### Record extracts
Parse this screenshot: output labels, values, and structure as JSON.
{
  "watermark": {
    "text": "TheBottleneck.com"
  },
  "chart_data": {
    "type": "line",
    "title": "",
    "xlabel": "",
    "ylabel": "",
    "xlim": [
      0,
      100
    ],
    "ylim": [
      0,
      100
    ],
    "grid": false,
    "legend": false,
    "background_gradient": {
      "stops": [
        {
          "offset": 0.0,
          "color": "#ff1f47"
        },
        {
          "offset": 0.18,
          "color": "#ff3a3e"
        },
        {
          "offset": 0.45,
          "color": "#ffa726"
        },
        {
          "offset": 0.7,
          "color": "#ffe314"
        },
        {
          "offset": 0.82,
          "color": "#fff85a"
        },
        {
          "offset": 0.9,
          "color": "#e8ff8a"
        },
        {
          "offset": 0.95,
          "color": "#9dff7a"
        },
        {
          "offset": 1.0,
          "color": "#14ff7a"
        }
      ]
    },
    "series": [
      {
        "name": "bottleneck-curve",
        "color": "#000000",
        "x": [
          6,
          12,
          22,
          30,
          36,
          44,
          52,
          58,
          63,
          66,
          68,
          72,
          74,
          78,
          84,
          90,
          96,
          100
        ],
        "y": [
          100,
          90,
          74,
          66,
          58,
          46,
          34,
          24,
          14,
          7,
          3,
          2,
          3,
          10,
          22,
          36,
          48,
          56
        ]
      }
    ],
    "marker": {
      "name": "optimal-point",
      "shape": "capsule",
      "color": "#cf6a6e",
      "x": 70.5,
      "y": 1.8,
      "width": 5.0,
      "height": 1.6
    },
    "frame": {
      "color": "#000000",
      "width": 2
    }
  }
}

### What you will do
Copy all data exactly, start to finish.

### Solved exercise
Parse this screenshot: output labels, values, and structure as JSON.
{
  "watermark": {
    "text": "TheBottleneck.com"
  },
  "chart_data": {
    "type": "line",
    "title": "",
    "xlabel": "",
    "ylabel": "",
    "xlim": [
      0,
      100
    ],
    "ylim": [
      0,
      100
    ],
    "grid": false,
    "legend": false,
    "background_gradient": {
      "stops": [
        {
          "offset": 0.0,
          "color": "#ff1f47"
        },
        {
          "offset": 0.18,
          "color": "#ff3a3e"
        },
        {
          "offset": 0.45,
          "color": "#ffa726"
        },
        {
          "offset": 0.7,
          "color": "#ffe314"
        },
        {
          "offset": 0.82,
          "color": "#fff85a"
        },
        {
          "offset": 0.9,
          "color": "#e8ff8a"
        },
        {
          "offset": 0.95,
          "color": "#9dff7a"
        },
        {
          "offset": 1.0,
          "color": "#14ff7a"
        }
      ]
    },
    "series": [
      {
        "name": "bottleneck-curve",
        "color": "#000000",
        "x": [
          6,
          12,
          22,
          30,
          36,
          44,
          52,
          58,
          63,
          66,
          68,
          72,
          74,
          78,
          84,
          90,
          96,
          100
        ],
        "y": [
          100,
          90,
          74,
          66,
          58,
          46,
          34,
          24,
          14,
          7,
          3,
          2,
          3,
          10,
          22,
          36,
          48,
          56
        ]
      }
    ],
    "marker": {
      "name": "optimal-point",
      "shape": "capsule",
      "color": "#cf6a6e",
      "x": 70.5,
      "y": 1.8,
      "width": 5.0,
      "height": 1.6
    },
    "frame": {
      "color": "#000000",
      "width": 2
    }
  }
}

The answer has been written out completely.